The story’s subsequent riddles illustrate countless facets of life during the Viking Age—most notably riddle 13, which provides rare insight into an intriguing Nordic pastime.
For centuries, Heidrek’s answer to this riddle has fascinated archaeologists and historians alike. “This is the game of hnefatafl,” he says, “the darker ones guard the king, but the white ones attack.”
Ubiquitous among Nordic settlements during the early Middle Ages, Vikings played the game on a checkered wooden tablet similar to the modern-day chess board. Once a relative mystery to researchers, archaeologists now believe it held immense symbolic and religious significance.
Over the past 150 years, excavators have unearthed large quantities of gaming material from Viking boat burials. Dating from the 7th to the 11th centuries, most of it consists of checker-like pieces constructed from glass, whale bone, or amber. These pieces range from ordinary discs to ornate figurines and are usually uniform in shape and size, save for one prominent king piece, known as the hnefi.

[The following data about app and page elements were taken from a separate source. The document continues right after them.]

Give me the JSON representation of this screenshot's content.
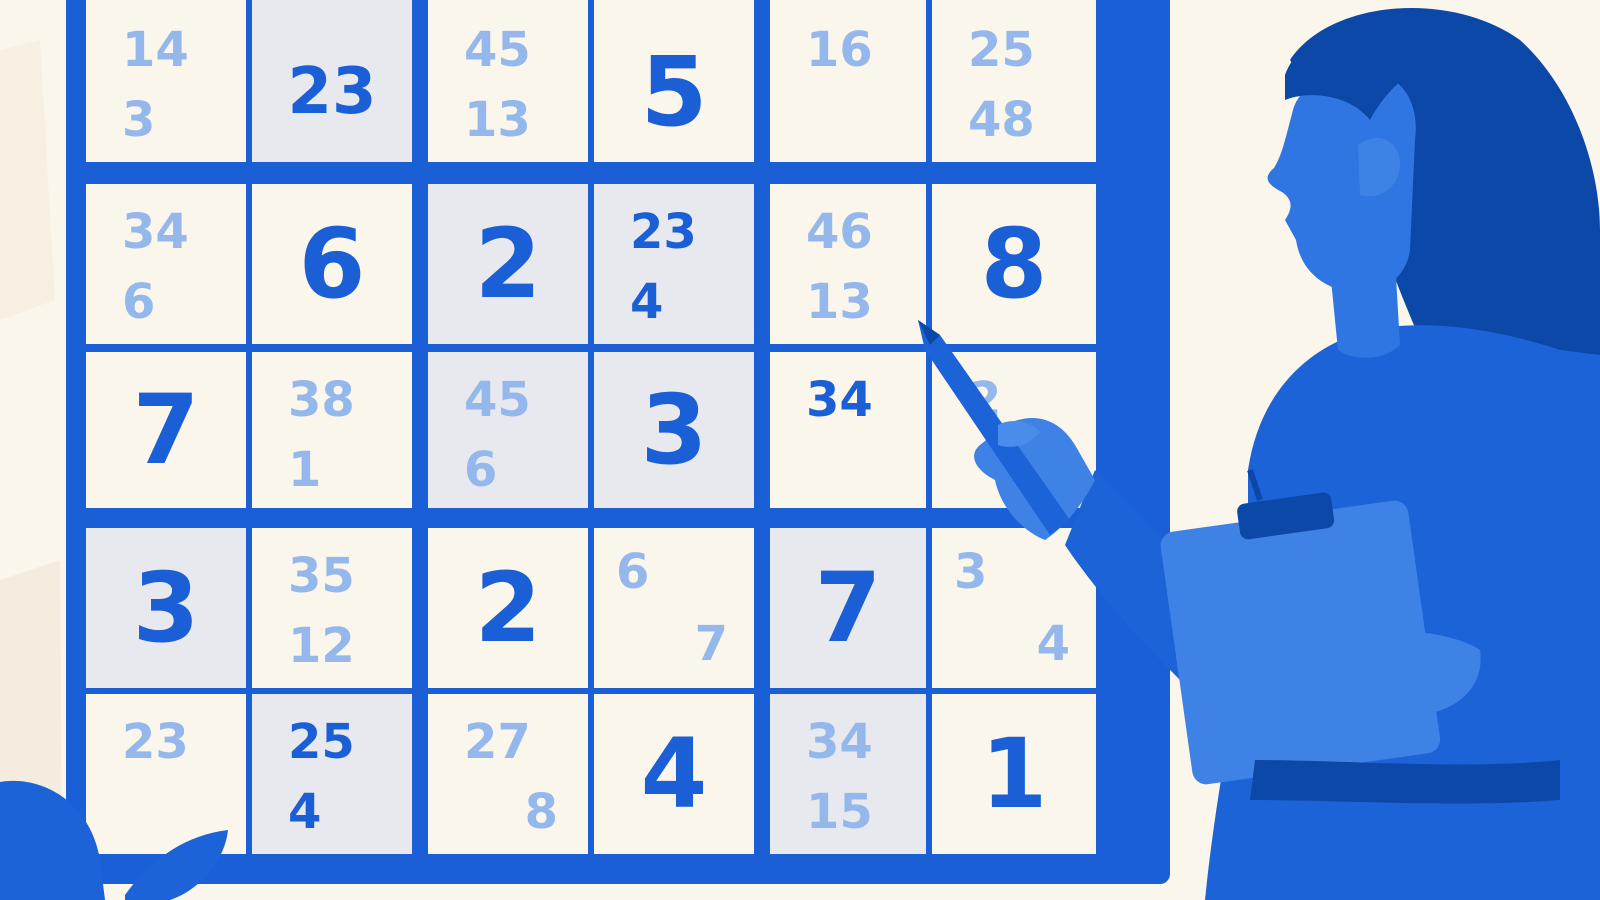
{
  "colors": {
    "background": "#fbf6ec",
    "grid": "#1a5fd6",
    "cell": "#fbf6ec",
    "cell_shaded": "#e8e9ee",
    "given_digit": "#1a5fd6",
    "pencil_mark": "#94b8ec",
    "figure_dark": "#0c48a8",
    "figure_mid": "#1d63d8",
    "figure_light": "#3f82e6"
  },
  "board": {
    "rows": [
      [
        {
          "notes": [
            "14",
            "3"
          ]
        },
        {
          "given": "23",
          "shaded": true,
          "small": true
        },
        {
          "notes": [
            "45",
            "13"
          ]
        },
        {
          "given": "5"
        },
        {
          "notes": [
            "16"
          ]
        },
        {
          "notes": [
            "25",
            "48"
          ]
        }
      ],
      [
        {
          "notes": [
            "34",
            "6"
          ]
        },
        {
          "given": "6"
        },
        {
          "given": "2",
          "shaded": true
        },
        {
          "notes": [
            "23",
            "4"
          ],
          "shaded": true,
          "dark": true
        },
        {
          "notes": [
            "46",
            "13"
          ]
        },
        {
          "given": "8"
        }
      ],
      [
        {
          "given": "7"
        },
        {
          "notes": [
            "38",
            "1"
          ]
        },
        {
          "notes": [
            "45",
            "6"
          ],
          "shaded": true
        },
        {
          "given": "3",
          "shaded": true
        },
        {
          "notes": [
            "34"
          ],
          "dark": true
        },
        {
          "notes": [
            "2"
          ]
        }
      ],
      [
        {
          "given": "3",
          "shaded": true
        },
        {
          "notes": [
            "35",
            "12"
          ]
        },
        {
          "given": "2"
        },
        {
          "notes": [
            "6",
            "7"
          ],
          "split": true
        },
        {
          "given": "7",
          "shaded": true
        },
        {
          "notes": [
            "3",
            "4"
          ],
          "split": true
        }
      ],
      [
        {
          "notes": [
            "23"
          ]
        },
        {
          "notes": [
            "25",
            "4"
          ],
          "shaded": true,
          "dark": true
        },
        {
          "notes": [
            "27",
            "8"
          ],
          "right2": true
        },
        {
          "given": "4"
        },
        {
          "notes": [
            "34",
            "15"
          ],
          "shaded": true
        },
        {
          "given": "1"
        }
      ]
    ]
  },
  "figure": {
    "holds": [
      "pencil-icon",
      "clipboard-icon"
    ]
  }
}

...until the early 20th century, few scholars differentiated hnefatafl from other contemporary board games. Early published editions of the Sagas relied upon wildly disparate translations of medieval Icelandic texts, which also confused the matter. Because the oldest extant copies of these documents often refer to the game as “tafl”—a Germanic word denoting “board” or “table”—translators regularly mistook references to it for generic allusions to chess.
Chess...dates to sixth-century India, and its origins are possibly even older. By the Viking Age, it had also reached Europe. Both hnefatafl and chess were played side by side. It is not always clear from early sources which game is being referred to, but double-sided boards are known with one side suitable for one game and the other for the other game.
It wasn’t until the early 20th century that historians realized the games shared little in common beyond a checkered board and a prominent “king.”
Carl Linnaeus, the Swedish botanist, encountered a game called tablut during a 1732 trip to Lapland, at which time he jotted down its basic rules. After comparing these rules to the game mentioned in the Sagas, it was hypothesized that “it is extremely probable that tablut is identical with the old hnefatafl.”
Tablut pit an offensive player against a defensive opponent. The latter placed a king piece in the central square of a checkered board and surrounded it with defenders. This player attempted to win the game by maneuvering the king to one of the four corners of the board. The game’s rules awarded the opposing player a superior number of pieces, which were placed in formation around the king’s defense. This player won by occupying all four squares around the king. All pieces in the game moved horizontally and vertically, like the rook in chess.
hnefatafl seems to have meant much more to the Vikings than its offshoots did to their neighbors and descendants. This is evidenced not only by its inclusion in boat burials, but also by where Vikings placed the material within these graves. The majority were placed mid-ship, but it depended on the size of the boat and the nature of the deceased. The symbolism inherent in this placement had less to do with where in the boat than where in relation to the body.
In many cases, Vikings placed a hnefatafl board on or near the deceased’s lap. Others seem to have placed gaming pieces on top of the grave itself.
Vikings may have seen this placement as “a means of assisting the transformation of the deceased into the afterlife or ancestral state.” These same Vikings, they added, might also have anticipated “future games, perhaps imagining a lordly lifestyle of gaming, feasting, and fighting in the next world.”
"In life, strategic thinking and fighting ability were fundamental to success on the gaming board and such success accentuated the status of a warrior; placing the gaming kit in the grave served to remember or commemorate that status and skill and to make it available for the deceased in the afterlife.”